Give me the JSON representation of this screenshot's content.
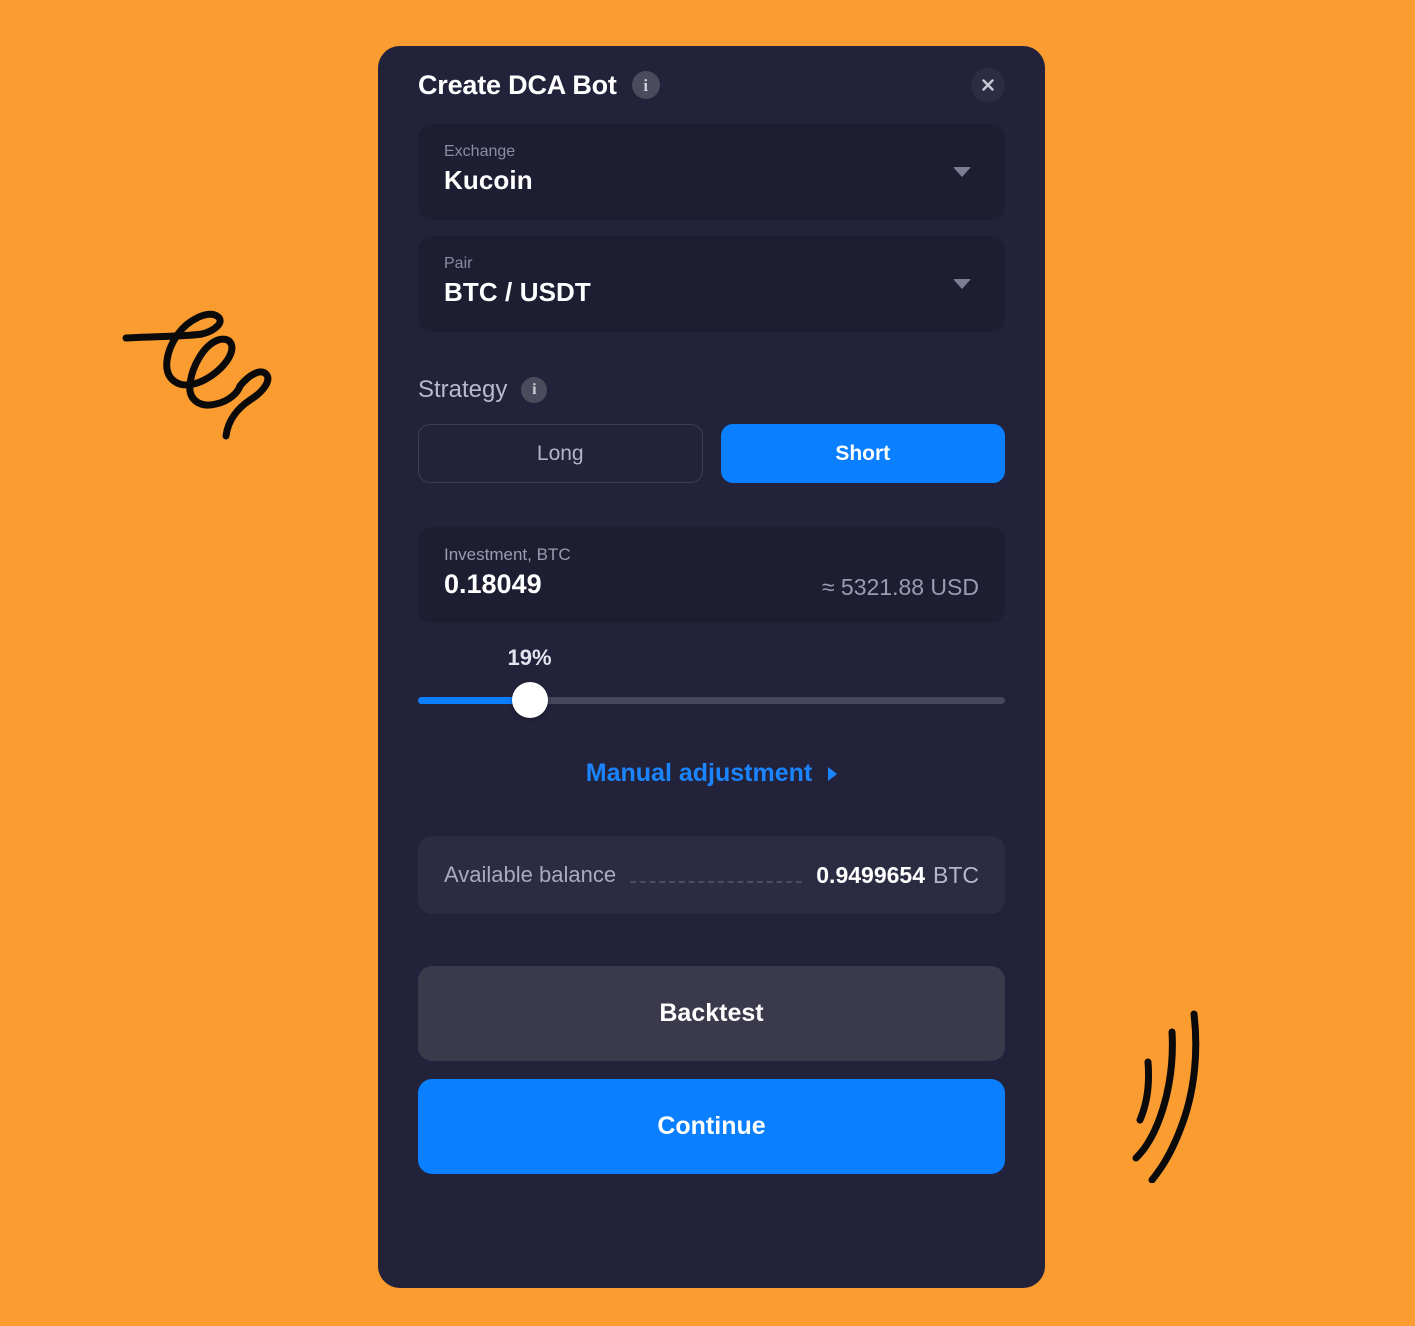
{
  "theme": {
    "background": "#fb9c31",
    "card_bg": "#22223a",
    "field_bg": "#1e1e33",
    "accent_blue": "#0a7fff",
    "text_primary": "#ffffff",
    "text_muted": "#9a9ab2"
  },
  "modal": {
    "title": "Create DCA Bot",
    "title_info_icon": "info-circle-icon",
    "close_icon": "close-icon"
  },
  "exchange": {
    "label": "Exchange",
    "value": "Kucoin",
    "caret_icon": "chevron-down-icon"
  },
  "pair": {
    "label": "Pair",
    "value": "BTC / USDT",
    "caret_icon": "chevron-down-icon"
  },
  "strategy": {
    "label": "Strategy",
    "info_icon": "info-circle-icon",
    "options": [
      {
        "label": "Long",
        "selected": false
      },
      {
        "label": "Short",
        "selected": true
      }
    ]
  },
  "investment": {
    "label": "Investment, BTC",
    "value": "0.18049",
    "approx": "≈ 5321.88 USD"
  },
  "slider": {
    "value_label": "19%",
    "percent": 19
  },
  "manual_adjustment": {
    "label": "Manual adjustment",
    "caret_icon": "chevron-right-icon"
  },
  "balance": {
    "label": "Available balance",
    "value": "0.9499654",
    "unit": "BTC"
  },
  "actions": {
    "backtest_label": "Backtest",
    "continue_label": "Continue"
  },
  "decorations": [
    {
      "name": "scribble-doodle"
    },
    {
      "name": "speed-lines-doodle"
    }
  ]
}
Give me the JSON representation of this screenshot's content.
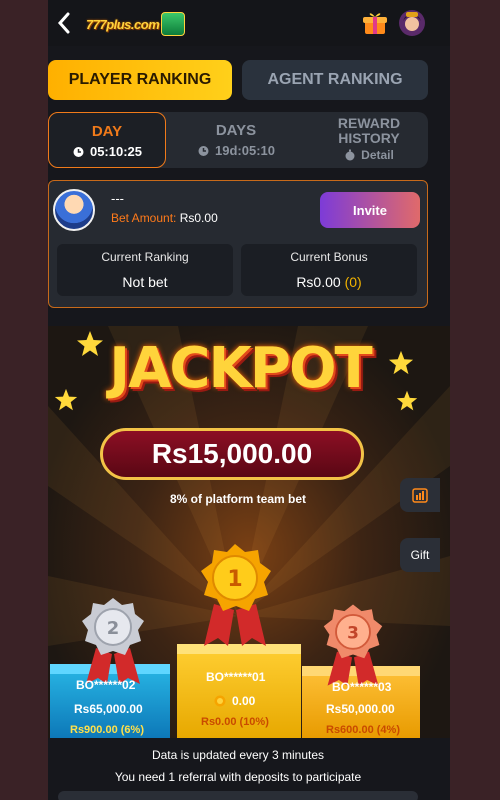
{
  "header": {
    "logo_text": "777plus.com"
  },
  "tabs": {
    "player": "PLAYER RANKING",
    "agent": "AGENT RANKING"
  },
  "periods": {
    "day": {
      "title": "DAY",
      "sub": "05:10:25"
    },
    "days": {
      "title": "DAYS",
      "sub": "19d:05:10"
    },
    "reward": {
      "title": "REWARD HISTORY",
      "sub": "Detail"
    }
  },
  "card": {
    "name": "---",
    "bet_label": "Bet Amount:",
    "bet_value": "Rs0.00",
    "invite": "Invite",
    "rank_label": "Current Ranking",
    "rank_value": "Not bet",
    "bonus_label": "Current Bonus",
    "bonus_value": "Rs0.00",
    "bonus_count": "(0)"
  },
  "jackpot": {
    "title": "JACKPOT",
    "amount": "Rs15,000.00",
    "note": "8% of platform team bet",
    "side_gift": "Gift"
  },
  "podium": {
    "first": {
      "rank": "1",
      "name": "BO******01",
      "amount": "0.00",
      "bonus": "Rs0.00 (10%)"
    },
    "second": {
      "rank": "2",
      "name": "BO******02",
      "amount": "Rs65,000.00",
      "bonus": "Rs900.00 (6%)"
    },
    "third": {
      "rank": "3",
      "name": "BO******03",
      "amount": "Rs50,000.00",
      "bonus": "Rs600.00 (4%)"
    }
  },
  "footer": {
    "update_note": "Data is updated every 3 minutes",
    "referral_note": "You need 1 referral with deposits to participate"
  },
  "colors": {
    "accent": "#ffb000",
    "active_period": "#f07a1a",
    "bet_label": "#ff7a1a"
  }
}
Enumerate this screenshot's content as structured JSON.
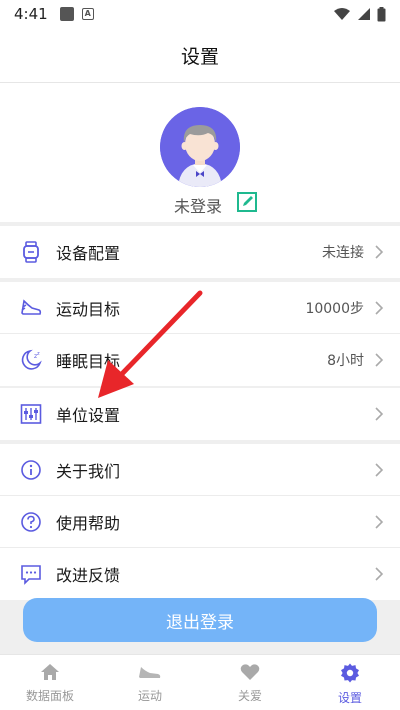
{
  "status_bar": {
    "time": "4:41",
    "a_glyph": "A"
  },
  "header": {
    "title": "设置"
  },
  "profile": {
    "login_text": "未登录"
  },
  "device_section": [
    {
      "label": "设备配置",
      "value": "未连接",
      "icon": "watch-icon"
    }
  ],
  "goals_section": [
    {
      "label": "运动目标",
      "value": "10000步",
      "icon": "sneaker-icon"
    },
    {
      "label": "睡眠目标",
      "value": "8小时",
      "icon": "moon-icon"
    }
  ],
  "unit_section": [
    {
      "label": "单位设置",
      "value": "",
      "icon": "sliders-icon"
    }
  ],
  "info_section": [
    {
      "label": "关于我们",
      "value": "",
      "icon": "info-icon"
    },
    {
      "label": "使用帮助",
      "value": "",
      "icon": "help-icon"
    },
    {
      "label": "改进反馈",
      "value": "",
      "icon": "feedback-icon"
    }
  ],
  "logout": {
    "label": "退出登录"
  },
  "tabbar": [
    {
      "label": "数据面板",
      "icon": "home-icon",
      "active": false
    },
    {
      "label": "运动",
      "icon": "shoe-icon",
      "active": false
    },
    {
      "label": "关爱",
      "icon": "heart-icon",
      "active": false
    },
    {
      "label": "设置",
      "icon": "gear-icon",
      "active": true
    }
  ],
  "colors": {
    "accent": "#5b5be0",
    "button": "#74b4f8",
    "annotation_arrow": "#e8262a"
  }
}
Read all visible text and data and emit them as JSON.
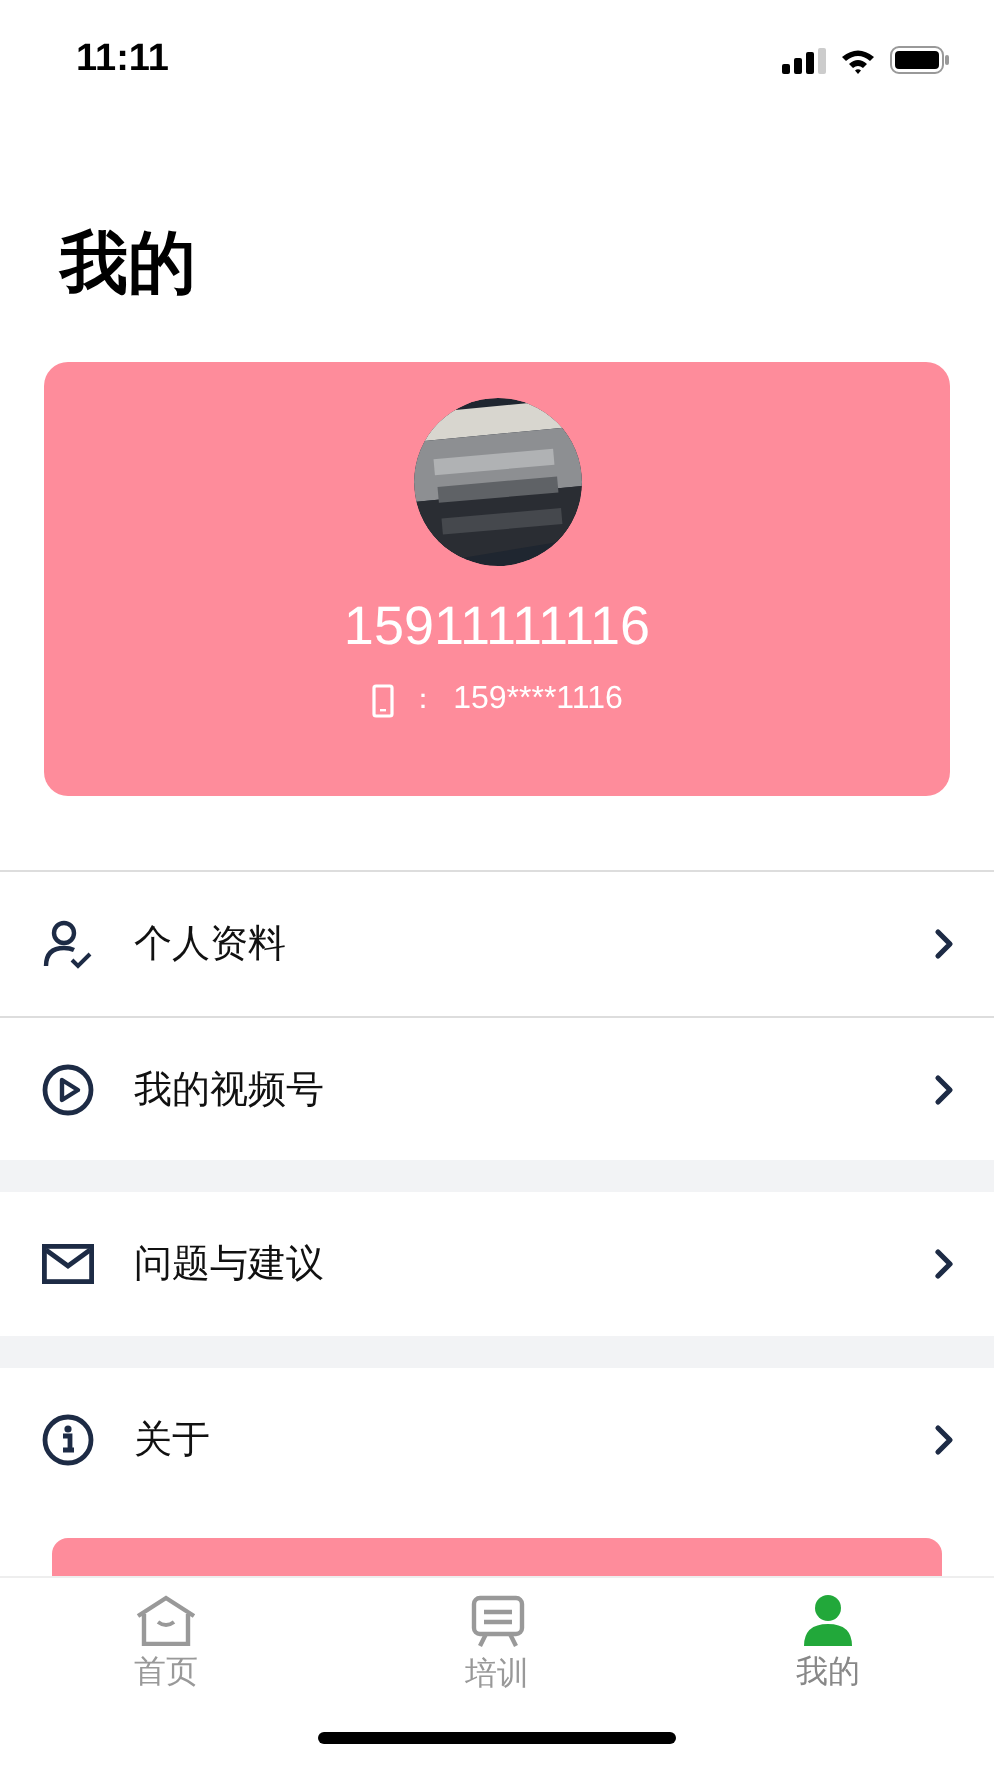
{
  "status_bar": {
    "time": "11:11"
  },
  "title": "我的",
  "profile": {
    "name": "15911111116",
    "phone_separator": "：",
    "phone": "159****1116"
  },
  "menu_groups": [
    {
      "items": [
        {
          "label": "个人资料"
        },
        {
          "label": "我的视频号"
        }
      ]
    },
    {
      "items": [
        {
          "label": "问题与建议"
        }
      ]
    },
    {
      "items": [
        {
          "label": "关于"
        }
      ]
    }
  ],
  "tab_bar": [
    {
      "label": "首页",
      "selected": false
    },
    {
      "label": "培训",
      "selected": false
    },
    {
      "label": "我的",
      "selected": true
    }
  ]
}
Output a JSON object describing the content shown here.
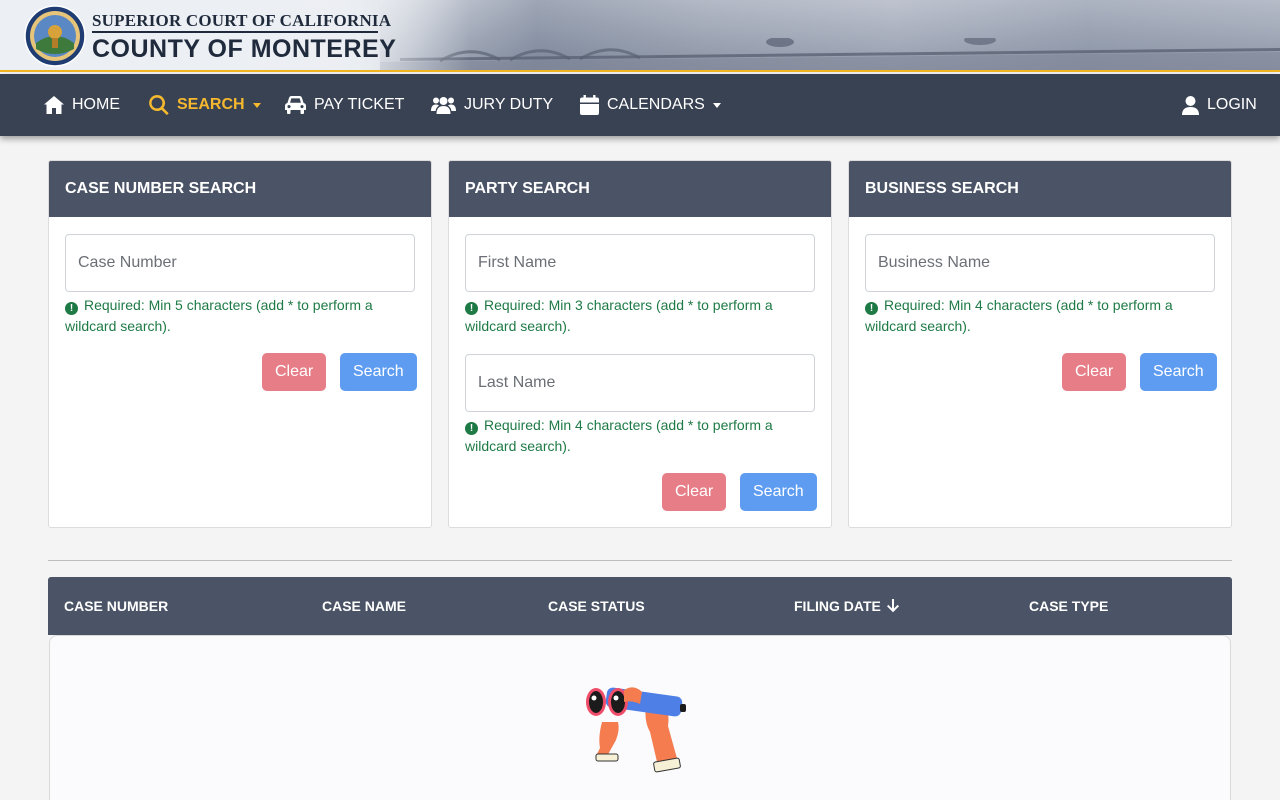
{
  "banner": {
    "title_line1": "SUPERIOR COURT OF CALIFORNIA",
    "title_line2": "COUNTY OF MONTEREY",
    "seal_icon": "court-seal-icon",
    "accent_color": "#f1b521"
  },
  "nav": {
    "items": [
      {
        "label": "HOME",
        "icon": "home-icon"
      },
      {
        "label": "SEARCH",
        "icon": "search-icon",
        "active": true,
        "dropdown": true
      },
      {
        "label": "PAY TICKET",
        "icon": "car-icon"
      },
      {
        "label": "JURY DUTY",
        "icon": "users-icon"
      },
      {
        "label": "CALENDARS",
        "icon": "calendar-icon",
        "dropdown": true
      }
    ],
    "login_label": "LOGIN",
    "active_color": "#f5b82e"
  },
  "cards": [
    {
      "title": "CASE NUMBER SEARCH",
      "fields": [
        {
          "placeholder": "Case Number",
          "value": "",
          "hint": "Required: Min 5 characters (add * to perform a wildcard search)."
        }
      ],
      "clear_label": "Clear",
      "search_label": "Search"
    },
    {
      "title": "PARTY SEARCH",
      "fields": [
        {
          "placeholder": "First Name",
          "value": "",
          "hint": "Required: Min 3 characters (add * to perform a wildcard search)."
        },
        {
          "placeholder": "Last Name",
          "value": "",
          "hint": "Required: Min 4 characters (add * to perform a wildcard search)."
        }
      ],
      "clear_label": "Clear",
      "search_label": "Search"
    },
    {
      "title": "BUSINESS SEARCH",
      "fields": [
        {
          "placeholder": "Business Name",
          "value": "",
          "hint": "Required: Min 4 characters (add * to perform a wildcard search)."
        }
      ],
      "clear_label": "Clear",
      "search_label": "Search"
    }
  ],
  "results": {
    "columns": [
      {
        "label": "CASE NUMBER"
      },
      {
        "label": "CASE NAME"
      },
      {
        "label": "CASE STATUS"
      },
      {
        "label": "FILING DATE",
        "sort": "arrow-down-icon"
      },
      {
        "label": "CASE TYPE"
      }
    ],
    "empty_illustration": "binoculars-hands-illustration"
  },
  "colors": {
    "nav_bg": "#394253",
    "card_header_bg": "#4b5466",
    "clear_button": "#e77d86",
    "search_button": "#5d9cf0",
    "hint_text": "#1e7a45"
  }
}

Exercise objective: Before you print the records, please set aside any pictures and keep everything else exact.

Expected output:
Give me the JSON representation of this screenshot's content.
{
  "theme": {
    "background": "#fb9c31",
    "card_bg": "#22223a",
    "field_bg": "#1e1e33",
    "accent_blue": "#0a7fff",
    "text_primary": "#ffffff",
    "text_muted": "#9a9ab2"
  },
  "modal": {
    "title": "Create DCA Bot",
    "title_info_icon": "info-circle-icon",
    "close_icon": "close-icon"
  },
  "exchange": {
    "label": "Exchange",
    "value": "Kucoin",
    "caret_icon": "chevron-down-icon"
  },
  "pair": {
    "label": "Pair",
    "value": "BTC / USDT",
    "caret_icon": "chevron-down-icon"
  },
  "strategy": {
    "label": "Strategy",
    "info_icon": "info-circle-icon",
    "options": [
      {
        "label": "Long",
        "selected": false
      },
      {
        "label": "Short",
        "selected": true
      }
    ]
  },
  "investment": {
    "label": "Investment, BTC",
    "value": "0.18049",
    "approx": "≈ 5321.88 USD"
  },
  "slider": {
    "value_label": "19%",
    "percent": 19
  },
  "manual_adjustment": {
    "label": "Manual adjustment",
    "caret_icon": "chevron-right-icon"
  },
  "balance": {
    "label": "Available balance",
    "value": "0.9499654",
    "unit": "BTC"
  },
  "actions": {
    "backtest_label": "Backtest",
    "continue_label": "Continue"
  },
  "decorations": [
    {
      "name": "scribble-doodle"
    },
    {
      "name": "speed-lines-doodle"
    }
  ]
}
Give me the JSON representation of this screenshot's content.
{
  "header": {
    "logo_text": "777plus.com"
  },
  "tabs": {
    "player": "PLAYER RANKING",
    "agent": "AGENT RANKING"
  },
  "periods": {
    "day": {
      "title": "DAY",
      "sub": "05:10:25"
    },
    "days": {
      "title": "DAYS",
      "sub": "19d:05:10"
    },
    "reward": {
      "title": "REWARD HISTORY",
      "sub": "Detail"
    }
  },
  "card": {
    "name": "---",
    "bet_label": "Bet Amount:",
    "bet_value": "Rs0.00",
    "invite": "Invite",
    "rank_label": "Current Ranking",
    "rank_value": "Not bet",
    "bonus_label": "Current Bonus",
    "bonus_value": "Rs0.00",
    "bonus_count": "(0)"
  },
  "jackpot": {
    "title": "JACKPOT",
    "amount": "Rs15,000.00",
    "note": "8% of platform team bet",
    "side_gift": "Gift"
  },
  "podium": {
    "first": {
      "rank": "1",
      "name": "BO******01",
      "amount": "0.00",
      "bonus": "Rs0.00 (10%)"
    },
    "second": {
      "rank": "2",
      "name": "BO******02",
      "amount": "Rs65,000.00",
      "bonus": "Rs900.00 (6%)"
    },
    "third": {
      "rank": "3",
      "name": "BO******03",
      "amount": "Rs50,000.00",
      "bonus": "Rs600.00 (4%)"
    }
  },
  "footer": {
    "update_note": "Data is updated every 3 minutes",
    "referral_note": "You need 1 referral with deposits to participate"
  },
  "colors": {
    "accent": "#ffb000",
    "active_period": "#f07a1a",
    "bet_label": "#ff7a1a"
  }
}
Enumerate this screenshot's content as structured JSON.
{
  "status_bar": {
    "time": "4:41",
    "a_glyph": "A"
  },
  "header": {
    "title": "设置"
  },
  "profile": {
    "login_text": "未登录"
  },
  "device_section": [
    {
      "label": "设备配置",
      "value": "未连接",
      "icon": "watch-icon"
    }
  ],
  "goals_section": [
    {
      "label": "运动目标",
      "value": "10000步",
      "icon": "sneaker-icon"
    },
    {
      "label": "睡眠目标",
      "value": "8小时",
      "icon": "moon-icon"
    }
  ],
  "unit_section": [
    {
      "label": "单位设置",
      "value": "",
      "icon": "sliders-icon"
    }
  ],
  "info_section": [
    {
      "label": "关于我们",
      "value": "",
      "icon": "info-icon"
    },
    {
      "label": "使用帮助",
      "value": "",
      "icon": "help-icon"
    },
    {
      "label": "改进反馈",
      "value": "",
      "icon": "feedback-icon"
    }
  ],
  "logout": {
    "label": "退出登录"
  },
  "tabbar": [
    {
      "label": "数据面板",
      "icon": "home-icon",
      "active": false
    },
    {
      "label": "运动",
      "icon": "shoe-icon",
      "active": false
    },
    {
      "label": "关爱",
      "icon": "heart-icon",
      "active": false
    },
    {
      "label": "设置",
      "icon": "gear-icon",
      "active": true
    }
  ],
  "colors": {
    "accent": "#5b5be0",
    "button": "#74b4f8",
    "annotation_arrow": "#e8262a"
  }
}
Read all visible text and data and emit them as JSON.
{
  "status_bar": {
    "time": "11:11"
  },
  "title": "我的",
  "profile": {
    "name": "15911111116",
    "phone_separator": "：",
    "phone": "159****1116"
  },
  "menu_groups": [
    {
      "items": [
        {
          "label": "个人资料"
        },
        {
          "label": "我的视频号"
        }
      ]
    },
    {
      "items": [
        {
          "label": "问题与建议"
        }
      ]
    },
    {
      "items": [
        {
          "label": "关于"
        }
      ]
    }
  ],
  "tab_bar": [
    {
      "label": "首页",
      "selected": false
    },
    {
      "label": "培训",
      "selected": false
    },
    {
      "label": "我的",
      "selected": true
    }
  ]
}
Output a JSON object describing the content shown here.
{
  "banner": {
    "title_line1": "SUPERIOR COURT OF CALIFORNIA",
    "title_line2": "COUNTY OF MONTEREY",
    "seal_icon": "court-seal-icon",
    "accent_color": "#f1b521"
  },
  "nav": {
    "items": [
      {
        "label": "HOME",
        "icon": "home-icon"
      },
      {
        "label": "SEARCH",
        "icon": "search-icon",
        "active": true,
        "dropdown": true
      },
      {
        "label": "PAY TICKET",
        "icon": "car-icon"
      },
      {
        "label": "JURY DUTY",
        "icon": "users-icon"
      },
      {
        "label": "CALENDARS",
        "icon": "calendar-icon",
        "dropdown": true
      }
    ],
    "login_label": "LOGIN",
    "active_color": "#f5b82e"
  },
  "cards": [
    {
      "title": "CASE NUMBER SEARCH",
      "fields": [
        {
          "placeholder": "Case Number",
          "value": "",
          "hint": "Required: Min 5 characters (add * to perform a wildcard search)."
        }
      ],
      "clear_label": "Clear",
      "search_label": "Search"
    },
    {
      "title": "PARTY SEARCH",
      "fields": [
        {
          "placeholder": "First Name",
          "value": "",
          "hint": "Required: Min 3 characters (add * to perform a wildcard search)."
        },
        {
          "placeholder": "Last Name",
          "value": "",
          "hint": "Required: Min 4 characters (add * to perform a wildcard search)."
        }
      ],
      "clear_label": "Clear",
      "search_label": "Search"
    },
    {
      "title": "BUSINESS SEARCH",
      "fields": [
        {
          "placeholder": "Business Name",
          "value": "",
          "hint": "Required: Min 4 characters (add * to perform a wildcard search)."
        }
      ],
      "clear_label": "Clear",
      "search_label": "Search"
    }
  ],
  "results": {
    "columns": [
      {
        "label": "CASE NUMBER"
      },
      {
        "label": "CASE NAME"
      },
      {
        "label": "CASE STATUS"
      },
      {
        "label": "FILING DATE",
        "sort": "arrow-down-icon"
      },
      {
        "label": "CASE TYPE"
      }
    ],
    "empty_illustration": "binoculars-hands-illustration"
  },
  "colors": {
    "nav_bg": "#394253",
    "card_header_bg": "#4b5466",
    "clear_button": "#e77d86",
    "search_button": "#5d9cf0",
    "hint_text": "#1e7a45"
  }
}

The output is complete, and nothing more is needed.